Queensland Government media release
Queenslanders Dylan Nelson and Natalie Scotcher have been fostering vulnerable children since they were just 18 years old, and since the first child walked through their doors they haven’t looked back.
Child Safety Minister Shannon Fentiman said she hoped Dylan’s story, which features in the latest foster carer recruitment campaign, would encourage even more Queenslanders to open their hearts and homes to some of the state’s most vulnerable children.
“Natalie and Dylan knew from such a young age that they wanted to help children, so foster care was an obvious choice for them,” she said.
“The pair initially looked after children needing respite care and now, at age 25, provide long term care for young children at their large property just outside Brisbane.”
Because Dylan is of Indigenous heritage the couple have had a number of children identifying as Aboriginal or Torres Strait Islander placed with them.
“It’s really important that children with Aboriginal or Torres Strait Islander backgrounds who come into care have a culturally-appropriate placement;” Dylan said.
Ms Fentiman said more foster carers from all walks of life were needed.
Natalie and Dylan’s story is one of several that will feature in the latest campaign which kicked off today (Sunday 8 October).
“Foster carers like Natalie and Dylan play a critical role in our child safety system,” Ms Fentiman said.
“What better way to hear about the benefits of fostering a child than from the carers themselves, who can talk about the challenges they face and the joys of helping a child.
“Our latest campaign will run for four weeks and comes after a successful first campaign which saw the number of online enquiries double.
“We need more people to take on this role, and I would encourage anyone who has ever thought about becoming a foster carer to take the next step.”
Ms Fentiman said the latest recruitment drive profiled nine different foster carers, from all different walks of life.
“These foster carers are sharing their own personal experiences and stories of fostering, in the hope of attracting more people,” she said.

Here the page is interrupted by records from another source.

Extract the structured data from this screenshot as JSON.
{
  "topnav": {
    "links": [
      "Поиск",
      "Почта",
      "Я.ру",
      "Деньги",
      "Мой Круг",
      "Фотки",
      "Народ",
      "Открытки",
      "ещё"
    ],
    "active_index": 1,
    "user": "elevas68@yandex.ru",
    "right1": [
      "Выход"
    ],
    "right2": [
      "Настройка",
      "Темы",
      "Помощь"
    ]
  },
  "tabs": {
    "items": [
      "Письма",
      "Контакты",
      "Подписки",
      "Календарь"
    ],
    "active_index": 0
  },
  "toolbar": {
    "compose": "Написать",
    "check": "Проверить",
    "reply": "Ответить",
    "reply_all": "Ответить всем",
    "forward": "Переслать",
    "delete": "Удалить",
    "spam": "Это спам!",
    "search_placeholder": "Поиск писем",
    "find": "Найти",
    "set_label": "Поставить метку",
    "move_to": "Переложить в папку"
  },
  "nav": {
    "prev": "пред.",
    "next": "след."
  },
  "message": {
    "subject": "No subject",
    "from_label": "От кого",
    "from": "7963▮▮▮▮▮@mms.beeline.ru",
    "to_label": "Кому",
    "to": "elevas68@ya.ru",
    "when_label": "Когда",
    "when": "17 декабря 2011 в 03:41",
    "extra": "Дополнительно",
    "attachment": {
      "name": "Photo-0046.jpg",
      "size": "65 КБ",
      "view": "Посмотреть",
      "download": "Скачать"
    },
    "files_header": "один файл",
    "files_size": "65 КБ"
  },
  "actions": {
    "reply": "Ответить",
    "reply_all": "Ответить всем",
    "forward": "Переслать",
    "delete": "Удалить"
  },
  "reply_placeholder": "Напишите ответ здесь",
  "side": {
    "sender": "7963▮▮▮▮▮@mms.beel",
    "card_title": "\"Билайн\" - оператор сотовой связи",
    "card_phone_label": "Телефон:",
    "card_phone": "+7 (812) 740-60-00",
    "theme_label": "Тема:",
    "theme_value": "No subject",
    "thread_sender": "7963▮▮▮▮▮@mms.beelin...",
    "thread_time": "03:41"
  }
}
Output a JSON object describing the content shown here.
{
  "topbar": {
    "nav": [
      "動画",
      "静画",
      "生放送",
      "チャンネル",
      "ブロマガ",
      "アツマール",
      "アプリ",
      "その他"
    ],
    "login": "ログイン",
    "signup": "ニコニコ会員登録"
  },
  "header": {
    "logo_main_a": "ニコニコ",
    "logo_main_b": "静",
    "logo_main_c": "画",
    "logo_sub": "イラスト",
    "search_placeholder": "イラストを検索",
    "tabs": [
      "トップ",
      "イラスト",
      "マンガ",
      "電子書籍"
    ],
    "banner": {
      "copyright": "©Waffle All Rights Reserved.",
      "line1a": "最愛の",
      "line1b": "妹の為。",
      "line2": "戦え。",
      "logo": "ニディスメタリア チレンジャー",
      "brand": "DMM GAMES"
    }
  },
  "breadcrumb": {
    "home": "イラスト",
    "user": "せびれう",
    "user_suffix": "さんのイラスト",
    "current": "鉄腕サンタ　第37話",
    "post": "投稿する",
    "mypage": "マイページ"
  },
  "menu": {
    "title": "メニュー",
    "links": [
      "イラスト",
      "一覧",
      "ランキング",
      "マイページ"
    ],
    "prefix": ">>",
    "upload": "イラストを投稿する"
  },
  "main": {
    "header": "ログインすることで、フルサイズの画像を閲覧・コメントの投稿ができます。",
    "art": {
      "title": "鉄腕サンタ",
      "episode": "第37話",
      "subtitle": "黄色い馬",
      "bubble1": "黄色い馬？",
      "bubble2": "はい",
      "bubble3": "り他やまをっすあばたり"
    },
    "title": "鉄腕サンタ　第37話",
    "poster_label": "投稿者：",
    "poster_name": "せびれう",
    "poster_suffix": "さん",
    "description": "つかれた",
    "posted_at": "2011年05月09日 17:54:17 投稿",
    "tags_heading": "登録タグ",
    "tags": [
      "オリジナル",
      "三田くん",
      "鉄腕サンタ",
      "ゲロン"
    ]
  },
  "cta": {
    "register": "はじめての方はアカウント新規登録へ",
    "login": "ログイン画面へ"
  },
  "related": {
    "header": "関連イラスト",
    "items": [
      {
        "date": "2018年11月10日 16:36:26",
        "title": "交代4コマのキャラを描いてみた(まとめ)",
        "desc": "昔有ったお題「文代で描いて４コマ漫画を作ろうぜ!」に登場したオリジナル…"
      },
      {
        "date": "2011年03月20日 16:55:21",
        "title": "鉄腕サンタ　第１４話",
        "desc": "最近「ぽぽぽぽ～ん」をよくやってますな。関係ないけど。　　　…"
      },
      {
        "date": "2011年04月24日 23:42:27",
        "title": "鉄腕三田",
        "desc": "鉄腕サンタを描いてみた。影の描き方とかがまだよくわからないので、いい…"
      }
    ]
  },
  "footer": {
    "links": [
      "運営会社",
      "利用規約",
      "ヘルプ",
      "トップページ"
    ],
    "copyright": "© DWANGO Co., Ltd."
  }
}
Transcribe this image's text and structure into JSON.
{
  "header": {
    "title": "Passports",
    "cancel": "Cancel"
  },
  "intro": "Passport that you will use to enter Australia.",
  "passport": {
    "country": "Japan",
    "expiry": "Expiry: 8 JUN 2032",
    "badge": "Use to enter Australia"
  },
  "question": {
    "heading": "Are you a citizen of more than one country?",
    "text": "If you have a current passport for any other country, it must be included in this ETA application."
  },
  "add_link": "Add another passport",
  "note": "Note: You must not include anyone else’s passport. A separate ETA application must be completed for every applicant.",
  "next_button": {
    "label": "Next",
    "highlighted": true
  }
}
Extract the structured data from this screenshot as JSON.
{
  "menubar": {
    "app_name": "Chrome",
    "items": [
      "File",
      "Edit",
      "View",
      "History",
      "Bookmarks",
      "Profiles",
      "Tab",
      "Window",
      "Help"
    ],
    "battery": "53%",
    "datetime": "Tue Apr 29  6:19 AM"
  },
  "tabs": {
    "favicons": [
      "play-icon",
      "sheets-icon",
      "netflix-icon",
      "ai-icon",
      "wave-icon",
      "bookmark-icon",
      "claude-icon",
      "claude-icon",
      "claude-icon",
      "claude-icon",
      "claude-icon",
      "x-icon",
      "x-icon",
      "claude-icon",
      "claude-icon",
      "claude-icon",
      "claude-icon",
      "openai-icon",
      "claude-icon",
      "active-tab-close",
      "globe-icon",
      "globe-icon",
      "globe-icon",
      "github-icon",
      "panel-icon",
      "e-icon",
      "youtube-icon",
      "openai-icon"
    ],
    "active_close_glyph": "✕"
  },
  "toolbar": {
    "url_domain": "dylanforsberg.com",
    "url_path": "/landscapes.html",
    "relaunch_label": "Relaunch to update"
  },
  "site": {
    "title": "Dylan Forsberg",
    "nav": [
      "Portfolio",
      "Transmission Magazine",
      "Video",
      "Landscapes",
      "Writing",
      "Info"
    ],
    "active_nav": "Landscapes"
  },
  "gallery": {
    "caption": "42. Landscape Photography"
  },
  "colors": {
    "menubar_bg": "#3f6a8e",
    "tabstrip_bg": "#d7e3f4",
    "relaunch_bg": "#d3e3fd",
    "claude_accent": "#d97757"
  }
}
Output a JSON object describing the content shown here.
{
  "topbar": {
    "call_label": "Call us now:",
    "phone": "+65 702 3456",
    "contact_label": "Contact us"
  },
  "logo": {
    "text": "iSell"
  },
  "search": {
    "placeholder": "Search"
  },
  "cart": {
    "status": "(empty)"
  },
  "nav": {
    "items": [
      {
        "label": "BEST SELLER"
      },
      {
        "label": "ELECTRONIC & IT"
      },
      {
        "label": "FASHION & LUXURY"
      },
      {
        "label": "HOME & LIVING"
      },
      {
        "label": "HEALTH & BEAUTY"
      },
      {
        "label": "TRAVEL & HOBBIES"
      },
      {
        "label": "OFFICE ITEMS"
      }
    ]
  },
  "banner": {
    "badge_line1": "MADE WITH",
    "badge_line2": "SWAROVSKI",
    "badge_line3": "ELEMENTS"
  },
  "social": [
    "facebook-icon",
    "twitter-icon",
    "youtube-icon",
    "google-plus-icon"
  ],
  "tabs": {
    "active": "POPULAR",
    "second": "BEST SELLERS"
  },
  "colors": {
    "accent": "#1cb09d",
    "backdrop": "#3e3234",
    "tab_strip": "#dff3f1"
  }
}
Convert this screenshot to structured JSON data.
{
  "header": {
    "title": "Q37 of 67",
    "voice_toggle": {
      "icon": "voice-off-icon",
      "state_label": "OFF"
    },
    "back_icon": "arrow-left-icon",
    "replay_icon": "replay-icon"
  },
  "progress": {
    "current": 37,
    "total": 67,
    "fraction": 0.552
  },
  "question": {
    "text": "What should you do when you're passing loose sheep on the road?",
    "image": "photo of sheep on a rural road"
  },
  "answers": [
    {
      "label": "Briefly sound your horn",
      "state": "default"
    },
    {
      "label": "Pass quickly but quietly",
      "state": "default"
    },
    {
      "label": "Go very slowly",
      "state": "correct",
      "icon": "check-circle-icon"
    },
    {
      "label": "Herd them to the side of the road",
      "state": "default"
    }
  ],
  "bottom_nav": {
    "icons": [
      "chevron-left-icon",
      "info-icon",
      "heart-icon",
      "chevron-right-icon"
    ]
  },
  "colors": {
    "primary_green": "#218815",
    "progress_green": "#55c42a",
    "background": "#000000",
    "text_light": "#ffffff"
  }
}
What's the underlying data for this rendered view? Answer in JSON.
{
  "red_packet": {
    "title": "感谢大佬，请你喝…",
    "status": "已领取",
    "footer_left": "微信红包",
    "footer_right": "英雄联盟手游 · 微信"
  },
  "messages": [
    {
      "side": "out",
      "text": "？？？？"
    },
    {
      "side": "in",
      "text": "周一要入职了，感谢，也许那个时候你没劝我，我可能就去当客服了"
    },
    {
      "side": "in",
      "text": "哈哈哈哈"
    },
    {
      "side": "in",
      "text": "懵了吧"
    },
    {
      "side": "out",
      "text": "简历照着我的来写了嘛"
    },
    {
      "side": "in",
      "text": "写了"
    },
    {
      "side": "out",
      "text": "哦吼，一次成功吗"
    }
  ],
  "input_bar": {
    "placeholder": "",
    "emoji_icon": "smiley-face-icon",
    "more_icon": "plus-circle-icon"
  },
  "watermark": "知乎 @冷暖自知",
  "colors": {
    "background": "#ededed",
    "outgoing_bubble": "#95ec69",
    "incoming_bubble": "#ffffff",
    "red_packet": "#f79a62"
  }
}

“They are ordinary Queenslanders, like you and me, but they are taking on extraordinary roles in the lives of some of our most vulnerable children who cannot live safely at home.
“Like me, they want to see these children reach their full potential and are willing to give them the care and love they need to achieve this.”
The latest recruitment drive will feature on state-wide television advertising, digital advertising, on shopping centre panels, on social media and on targeted media including Indigenous Community Television, Koori Mail and QNews.
The $2.6 million Foster Carer recruitment campaign began in April with the aim of attracting 1000 additional carers.
Applications to become a Foster Carer doubled from 200 to 400 over the 10-week first phase of the campaign, which included digital and newspaper advertising.
Ms Fentiman said the Palaszczuk Government had also boosting support to foster and kinship carers.
“This includes providing at least $2000 per year towards out-of-pocket childcare expenses for children aged one to five,” she said.
“This will support our hardworking foster and kinships carers across the state, and will also help attract more working Queenslanders to take on the invaluable job of fostering.
People considering foster care can call Foster Care Queensland on 1300 550 877 or visit www.qld.gov.au/fostercare for more information.